» **Exercise brief**:
In how many lines of the listing does the string "JSON" appear? Give only the number.

(Data extracts begins)

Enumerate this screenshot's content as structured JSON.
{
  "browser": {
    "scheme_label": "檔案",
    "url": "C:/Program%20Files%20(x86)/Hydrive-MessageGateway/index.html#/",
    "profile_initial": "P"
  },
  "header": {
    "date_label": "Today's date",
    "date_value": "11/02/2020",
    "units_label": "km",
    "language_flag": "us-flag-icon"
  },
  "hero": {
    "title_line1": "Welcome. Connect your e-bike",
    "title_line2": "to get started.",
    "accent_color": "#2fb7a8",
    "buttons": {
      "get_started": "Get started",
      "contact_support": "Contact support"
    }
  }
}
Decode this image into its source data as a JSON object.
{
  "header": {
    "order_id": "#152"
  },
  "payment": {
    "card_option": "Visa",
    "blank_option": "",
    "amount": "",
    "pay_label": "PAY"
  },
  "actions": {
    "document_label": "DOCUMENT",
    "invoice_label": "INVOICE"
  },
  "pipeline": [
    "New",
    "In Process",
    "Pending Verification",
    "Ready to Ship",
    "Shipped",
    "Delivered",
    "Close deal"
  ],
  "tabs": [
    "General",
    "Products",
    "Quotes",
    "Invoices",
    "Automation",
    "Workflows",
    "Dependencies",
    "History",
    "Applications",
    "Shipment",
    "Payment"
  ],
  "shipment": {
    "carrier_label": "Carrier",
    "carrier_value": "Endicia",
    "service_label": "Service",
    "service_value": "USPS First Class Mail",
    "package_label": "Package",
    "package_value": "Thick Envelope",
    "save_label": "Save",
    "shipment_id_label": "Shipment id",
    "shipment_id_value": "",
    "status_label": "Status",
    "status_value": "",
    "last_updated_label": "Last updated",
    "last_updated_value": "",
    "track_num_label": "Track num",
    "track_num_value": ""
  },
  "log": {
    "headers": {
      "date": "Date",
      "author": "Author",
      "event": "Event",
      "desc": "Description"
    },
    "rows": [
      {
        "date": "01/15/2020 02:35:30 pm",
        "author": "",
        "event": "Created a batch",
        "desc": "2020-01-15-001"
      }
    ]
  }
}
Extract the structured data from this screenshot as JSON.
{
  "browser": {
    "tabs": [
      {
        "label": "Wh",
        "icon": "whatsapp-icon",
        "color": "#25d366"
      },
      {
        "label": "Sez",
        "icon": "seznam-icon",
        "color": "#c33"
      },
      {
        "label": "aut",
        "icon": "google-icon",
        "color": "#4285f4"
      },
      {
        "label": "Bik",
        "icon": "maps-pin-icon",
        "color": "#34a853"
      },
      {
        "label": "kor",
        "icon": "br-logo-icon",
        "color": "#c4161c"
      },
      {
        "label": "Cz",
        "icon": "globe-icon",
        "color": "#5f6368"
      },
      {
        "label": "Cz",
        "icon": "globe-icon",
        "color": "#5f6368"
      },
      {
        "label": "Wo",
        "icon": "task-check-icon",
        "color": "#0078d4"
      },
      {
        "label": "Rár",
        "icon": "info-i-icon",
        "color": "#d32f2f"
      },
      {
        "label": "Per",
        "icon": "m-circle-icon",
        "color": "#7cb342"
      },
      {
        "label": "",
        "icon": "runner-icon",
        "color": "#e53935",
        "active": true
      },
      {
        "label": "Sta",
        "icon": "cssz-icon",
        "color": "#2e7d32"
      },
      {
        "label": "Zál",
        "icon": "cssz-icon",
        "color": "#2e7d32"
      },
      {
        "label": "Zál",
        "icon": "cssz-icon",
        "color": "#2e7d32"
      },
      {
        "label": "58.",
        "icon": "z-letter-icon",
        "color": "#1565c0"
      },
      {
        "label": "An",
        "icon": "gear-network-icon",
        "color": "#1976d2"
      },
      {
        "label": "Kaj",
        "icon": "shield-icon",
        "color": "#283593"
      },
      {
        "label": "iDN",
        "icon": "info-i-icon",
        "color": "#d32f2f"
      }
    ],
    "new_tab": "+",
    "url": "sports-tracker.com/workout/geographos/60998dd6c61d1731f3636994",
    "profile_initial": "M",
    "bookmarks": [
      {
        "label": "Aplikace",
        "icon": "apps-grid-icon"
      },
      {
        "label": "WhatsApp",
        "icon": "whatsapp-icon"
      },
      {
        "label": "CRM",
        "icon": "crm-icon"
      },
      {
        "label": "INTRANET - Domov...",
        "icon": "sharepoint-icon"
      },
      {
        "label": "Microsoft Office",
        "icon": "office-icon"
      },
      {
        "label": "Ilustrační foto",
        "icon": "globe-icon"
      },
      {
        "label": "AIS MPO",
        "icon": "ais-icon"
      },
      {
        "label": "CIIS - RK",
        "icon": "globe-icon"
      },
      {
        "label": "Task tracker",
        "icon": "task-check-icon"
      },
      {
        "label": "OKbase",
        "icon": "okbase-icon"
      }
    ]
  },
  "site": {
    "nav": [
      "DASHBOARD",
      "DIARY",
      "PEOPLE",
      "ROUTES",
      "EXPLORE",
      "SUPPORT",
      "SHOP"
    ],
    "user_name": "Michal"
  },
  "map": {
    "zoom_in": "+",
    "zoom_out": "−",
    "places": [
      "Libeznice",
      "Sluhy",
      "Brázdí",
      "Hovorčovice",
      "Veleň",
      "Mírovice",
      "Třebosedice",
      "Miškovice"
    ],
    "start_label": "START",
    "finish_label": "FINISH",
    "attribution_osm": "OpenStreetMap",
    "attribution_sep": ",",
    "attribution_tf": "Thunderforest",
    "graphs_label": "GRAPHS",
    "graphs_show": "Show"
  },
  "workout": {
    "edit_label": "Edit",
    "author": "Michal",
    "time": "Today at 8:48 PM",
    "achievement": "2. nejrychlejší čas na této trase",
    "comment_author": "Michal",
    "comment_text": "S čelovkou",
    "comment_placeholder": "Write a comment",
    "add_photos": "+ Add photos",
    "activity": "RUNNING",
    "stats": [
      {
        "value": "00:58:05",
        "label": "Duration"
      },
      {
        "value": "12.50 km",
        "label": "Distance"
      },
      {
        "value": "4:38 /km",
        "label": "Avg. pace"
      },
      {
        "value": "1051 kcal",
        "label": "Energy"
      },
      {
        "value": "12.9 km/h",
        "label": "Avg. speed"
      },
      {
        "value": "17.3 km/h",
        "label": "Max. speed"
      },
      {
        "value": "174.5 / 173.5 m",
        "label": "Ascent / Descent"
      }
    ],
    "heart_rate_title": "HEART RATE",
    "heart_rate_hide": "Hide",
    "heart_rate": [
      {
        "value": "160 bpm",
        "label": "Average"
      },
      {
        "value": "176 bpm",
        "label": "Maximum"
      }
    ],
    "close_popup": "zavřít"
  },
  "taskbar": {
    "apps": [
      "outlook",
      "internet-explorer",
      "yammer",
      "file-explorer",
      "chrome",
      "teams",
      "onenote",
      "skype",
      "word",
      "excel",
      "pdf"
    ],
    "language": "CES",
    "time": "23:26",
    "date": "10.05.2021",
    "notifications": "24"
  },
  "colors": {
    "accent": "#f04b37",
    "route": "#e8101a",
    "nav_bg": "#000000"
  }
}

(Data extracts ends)

» **Completed task**:
3